Virtual Reality (VR) is an advanced immersive technology used in industries, such as healthcare, gaming, smartphone, and manufacturing, for a wide range of use cases to enhance user productivity and to provide high-definition entertainment services. The automotive industry has been experimenting with VR in manufacturing facilities and dealer showrooms. The urgency to digitize retail practices has taken priority like never before. VR offers virtual showroom tours, test drives, and 360° views of vehicle interiors for an immersive customer experience. In OEM manufacturing facilities, prototype designing is simplified using VR simulation and helps in making changes seamlessly. Virtual employee training programs, self-driving vehicle simulation testing, and collaborative design reviews are some use cases that can be implemented through VR. However, VR inside cars are very niche today. Gaming-capable processors are prerequisites to implementing VR in cars and, hence, VR-based entertainment services will be piloted in premium brands (such as Tesla, Audi) between 2023 and 2025. This study will analyze the different VR applications in the automotive industry and the potential growth opportunities and challenges of implementing VR in connected vehicles. VR is used majorly in automotive digital showrooms and vehicle production environments for an interactive user experience and improved employee productivity.
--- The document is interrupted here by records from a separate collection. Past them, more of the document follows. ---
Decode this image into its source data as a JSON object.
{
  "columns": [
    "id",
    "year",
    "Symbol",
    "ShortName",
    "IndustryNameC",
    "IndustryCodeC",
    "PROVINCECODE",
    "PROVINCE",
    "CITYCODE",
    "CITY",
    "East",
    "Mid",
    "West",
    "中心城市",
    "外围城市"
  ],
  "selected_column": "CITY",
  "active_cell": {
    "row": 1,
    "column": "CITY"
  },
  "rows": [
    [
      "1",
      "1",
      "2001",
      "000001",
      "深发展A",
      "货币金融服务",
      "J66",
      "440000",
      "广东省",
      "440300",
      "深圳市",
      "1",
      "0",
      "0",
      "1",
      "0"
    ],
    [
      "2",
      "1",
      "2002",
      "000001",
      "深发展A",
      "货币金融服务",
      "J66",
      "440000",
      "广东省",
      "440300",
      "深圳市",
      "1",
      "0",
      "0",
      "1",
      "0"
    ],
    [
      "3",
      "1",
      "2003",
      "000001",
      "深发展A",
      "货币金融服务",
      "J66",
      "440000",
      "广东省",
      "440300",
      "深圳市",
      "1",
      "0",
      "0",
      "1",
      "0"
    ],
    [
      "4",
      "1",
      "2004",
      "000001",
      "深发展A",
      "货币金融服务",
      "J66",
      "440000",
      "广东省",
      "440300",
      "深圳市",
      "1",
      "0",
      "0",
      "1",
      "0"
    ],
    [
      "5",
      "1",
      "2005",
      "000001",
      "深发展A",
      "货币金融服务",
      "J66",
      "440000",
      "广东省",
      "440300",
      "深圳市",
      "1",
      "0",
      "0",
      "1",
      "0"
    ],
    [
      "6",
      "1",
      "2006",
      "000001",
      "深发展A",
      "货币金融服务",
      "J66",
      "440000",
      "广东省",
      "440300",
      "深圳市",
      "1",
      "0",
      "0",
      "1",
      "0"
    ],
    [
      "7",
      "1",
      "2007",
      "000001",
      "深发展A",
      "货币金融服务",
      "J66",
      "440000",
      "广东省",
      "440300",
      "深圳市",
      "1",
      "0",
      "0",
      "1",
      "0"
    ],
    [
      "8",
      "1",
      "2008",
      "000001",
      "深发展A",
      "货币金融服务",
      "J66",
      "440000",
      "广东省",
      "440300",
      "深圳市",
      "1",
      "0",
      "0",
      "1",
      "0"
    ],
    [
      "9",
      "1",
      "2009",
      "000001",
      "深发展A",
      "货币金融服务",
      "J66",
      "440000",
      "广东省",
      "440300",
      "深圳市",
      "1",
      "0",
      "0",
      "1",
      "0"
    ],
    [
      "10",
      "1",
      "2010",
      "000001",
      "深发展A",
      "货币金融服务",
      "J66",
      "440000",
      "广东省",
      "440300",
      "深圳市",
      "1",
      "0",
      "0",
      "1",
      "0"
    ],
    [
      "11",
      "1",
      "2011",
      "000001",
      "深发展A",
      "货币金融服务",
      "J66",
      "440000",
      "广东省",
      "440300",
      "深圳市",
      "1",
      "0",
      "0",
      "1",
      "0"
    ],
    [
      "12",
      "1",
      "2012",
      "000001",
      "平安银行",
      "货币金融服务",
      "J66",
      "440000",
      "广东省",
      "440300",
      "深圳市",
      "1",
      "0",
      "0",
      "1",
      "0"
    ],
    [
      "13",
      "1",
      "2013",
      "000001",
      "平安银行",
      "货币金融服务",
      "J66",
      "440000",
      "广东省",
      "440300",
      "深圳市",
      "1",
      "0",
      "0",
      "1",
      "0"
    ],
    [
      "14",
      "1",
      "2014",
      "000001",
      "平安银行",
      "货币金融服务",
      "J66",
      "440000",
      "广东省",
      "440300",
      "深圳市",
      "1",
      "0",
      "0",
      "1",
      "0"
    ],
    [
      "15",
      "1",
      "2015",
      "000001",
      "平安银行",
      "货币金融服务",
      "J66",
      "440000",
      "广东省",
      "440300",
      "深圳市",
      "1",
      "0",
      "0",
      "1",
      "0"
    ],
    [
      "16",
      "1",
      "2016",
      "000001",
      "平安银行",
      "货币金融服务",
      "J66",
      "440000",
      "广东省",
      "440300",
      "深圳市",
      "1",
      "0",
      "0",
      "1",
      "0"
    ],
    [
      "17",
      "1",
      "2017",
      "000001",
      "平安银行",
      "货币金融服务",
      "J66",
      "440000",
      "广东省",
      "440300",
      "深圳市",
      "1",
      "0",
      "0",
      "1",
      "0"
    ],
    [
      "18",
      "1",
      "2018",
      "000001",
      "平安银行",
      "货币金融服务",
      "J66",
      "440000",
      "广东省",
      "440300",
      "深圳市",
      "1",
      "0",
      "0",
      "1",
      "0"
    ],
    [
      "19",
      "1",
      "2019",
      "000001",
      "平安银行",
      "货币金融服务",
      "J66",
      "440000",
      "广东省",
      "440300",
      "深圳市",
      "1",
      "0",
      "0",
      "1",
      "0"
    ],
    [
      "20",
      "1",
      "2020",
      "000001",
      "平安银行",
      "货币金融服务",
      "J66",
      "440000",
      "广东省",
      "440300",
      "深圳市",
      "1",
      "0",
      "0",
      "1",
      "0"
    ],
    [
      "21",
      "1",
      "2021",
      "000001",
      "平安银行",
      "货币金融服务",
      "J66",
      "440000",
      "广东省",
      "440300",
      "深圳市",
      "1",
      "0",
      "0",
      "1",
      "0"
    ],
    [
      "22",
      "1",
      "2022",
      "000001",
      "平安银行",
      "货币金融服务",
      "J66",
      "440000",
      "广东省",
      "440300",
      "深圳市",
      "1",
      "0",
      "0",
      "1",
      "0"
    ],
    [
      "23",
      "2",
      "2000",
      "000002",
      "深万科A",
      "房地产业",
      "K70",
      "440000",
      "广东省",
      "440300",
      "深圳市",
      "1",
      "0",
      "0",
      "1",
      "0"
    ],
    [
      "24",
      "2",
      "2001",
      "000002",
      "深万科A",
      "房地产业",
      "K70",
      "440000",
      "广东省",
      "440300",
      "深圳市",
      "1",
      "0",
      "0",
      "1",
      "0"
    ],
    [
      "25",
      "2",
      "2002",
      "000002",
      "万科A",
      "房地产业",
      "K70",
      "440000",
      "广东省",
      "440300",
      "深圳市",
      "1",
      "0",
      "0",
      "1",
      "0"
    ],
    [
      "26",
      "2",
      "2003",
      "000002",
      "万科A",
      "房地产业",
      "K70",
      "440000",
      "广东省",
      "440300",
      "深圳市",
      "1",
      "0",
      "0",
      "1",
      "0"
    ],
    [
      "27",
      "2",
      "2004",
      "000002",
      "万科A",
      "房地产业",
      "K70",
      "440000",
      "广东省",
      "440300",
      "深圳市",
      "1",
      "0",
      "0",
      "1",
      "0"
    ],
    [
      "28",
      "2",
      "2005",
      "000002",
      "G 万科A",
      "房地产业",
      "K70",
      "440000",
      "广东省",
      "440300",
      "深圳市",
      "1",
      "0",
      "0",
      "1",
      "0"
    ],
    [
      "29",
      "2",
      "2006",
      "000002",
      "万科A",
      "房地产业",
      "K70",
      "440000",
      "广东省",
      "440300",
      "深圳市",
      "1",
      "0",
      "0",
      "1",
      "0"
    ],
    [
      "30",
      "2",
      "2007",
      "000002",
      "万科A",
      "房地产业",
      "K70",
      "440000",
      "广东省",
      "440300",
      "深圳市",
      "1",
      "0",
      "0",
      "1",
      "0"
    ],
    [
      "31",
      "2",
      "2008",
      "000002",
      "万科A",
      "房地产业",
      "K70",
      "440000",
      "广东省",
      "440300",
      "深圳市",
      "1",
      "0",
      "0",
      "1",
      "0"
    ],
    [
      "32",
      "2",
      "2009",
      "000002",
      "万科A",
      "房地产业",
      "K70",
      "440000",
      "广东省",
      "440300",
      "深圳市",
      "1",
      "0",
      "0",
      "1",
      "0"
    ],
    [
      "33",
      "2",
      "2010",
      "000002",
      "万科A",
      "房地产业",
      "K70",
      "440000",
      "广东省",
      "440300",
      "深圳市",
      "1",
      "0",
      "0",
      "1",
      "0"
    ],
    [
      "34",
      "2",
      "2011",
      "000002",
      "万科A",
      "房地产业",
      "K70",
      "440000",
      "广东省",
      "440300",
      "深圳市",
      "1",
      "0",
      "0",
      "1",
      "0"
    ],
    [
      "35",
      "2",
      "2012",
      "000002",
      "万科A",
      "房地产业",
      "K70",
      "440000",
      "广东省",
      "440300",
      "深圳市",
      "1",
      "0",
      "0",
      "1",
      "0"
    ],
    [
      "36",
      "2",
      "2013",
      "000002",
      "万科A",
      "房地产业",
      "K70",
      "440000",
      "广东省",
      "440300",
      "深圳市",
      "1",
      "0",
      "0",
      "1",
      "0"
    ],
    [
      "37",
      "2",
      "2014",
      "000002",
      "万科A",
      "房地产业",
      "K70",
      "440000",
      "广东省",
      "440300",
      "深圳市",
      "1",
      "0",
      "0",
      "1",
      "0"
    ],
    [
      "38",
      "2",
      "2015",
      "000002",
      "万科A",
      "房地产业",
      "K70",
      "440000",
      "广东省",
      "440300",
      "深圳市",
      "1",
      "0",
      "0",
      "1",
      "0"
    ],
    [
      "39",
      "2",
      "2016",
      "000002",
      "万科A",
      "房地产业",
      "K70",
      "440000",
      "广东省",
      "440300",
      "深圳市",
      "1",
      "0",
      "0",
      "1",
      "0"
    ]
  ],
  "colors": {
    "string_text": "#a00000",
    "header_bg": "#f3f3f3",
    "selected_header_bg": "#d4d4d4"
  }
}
However, VR in cars is still a niche use case, and is expected to be implemented beyond 2023. VR will be used for entertainment purposes, such as movie streaming, media playback, gaming consoles, virtual tours, and online concerts by passengers in future ownership and usership vehicles. On-demand digital cockpits will redefine the in-car experience for consumers, with focus on comfort and convenience. Future connected vehicles are expected to have individual sound bubbles and dedicated infotainment screens for each passenger. VR will play a critical role to support virtual entertainment options and provide personalized experiences for passengers. Growth Opportunities: 5G is expected to slowly eliminate the bottleneck of computing power, latency rates, and high-speed network connectivity needed for real-time VR services in the automotive industry. VR will enable automakers to fast-track the self-driving vehicle testing process through multiple virtual simulations. VR simulations will ensure AV safety testing to be done at minimal costs virtually instead of complex road trial programs. Frost & Sullivan expects that premium vehicles and luxury brands with advanced processors and GPU compute capabilities will be the first ones to launch in-vehicle VR applications. Tesla announced a new gaming computer in Model S and X vehicles to support gaming and entertainment services. Audi, along with Holoride and Disney, demonstrated an in-car VR experience while the vehicle was in motion. Such developments indicate the inclination of premium brands such as Tesla and Audi to implement VR in vehicles. OEMs such as VW and BMW are expected to follow suit. Challenges: The overall cost of a VR setup is expensive and can be integrated with only high-performance computing devices to see the best results, thereby, increasing the overall service subscription costs for passengers. For a fully immersive experience, a 360-degree view is critical in VR. This requires robust Internet connectivity throughout the vehicle journey with low latency rates and higher speeds. Else, the VR experience will be poor with less real-time response and a disorientating experience that can lead to motion sickness for users. Lack of regulations to monitor automotive VR deployments, safety protocols, and best practices when viewing VR content will challenge VR implementation in vehicles. Author: Dorothy Amy
More Information
No Index No
Podcast No
Author Dorothy Amy
Industries Automotive
WIP Number PBED-01-00-00-00
Is Prebook No
GPS Codes 9800-A6,9A70-A6,9B13-A6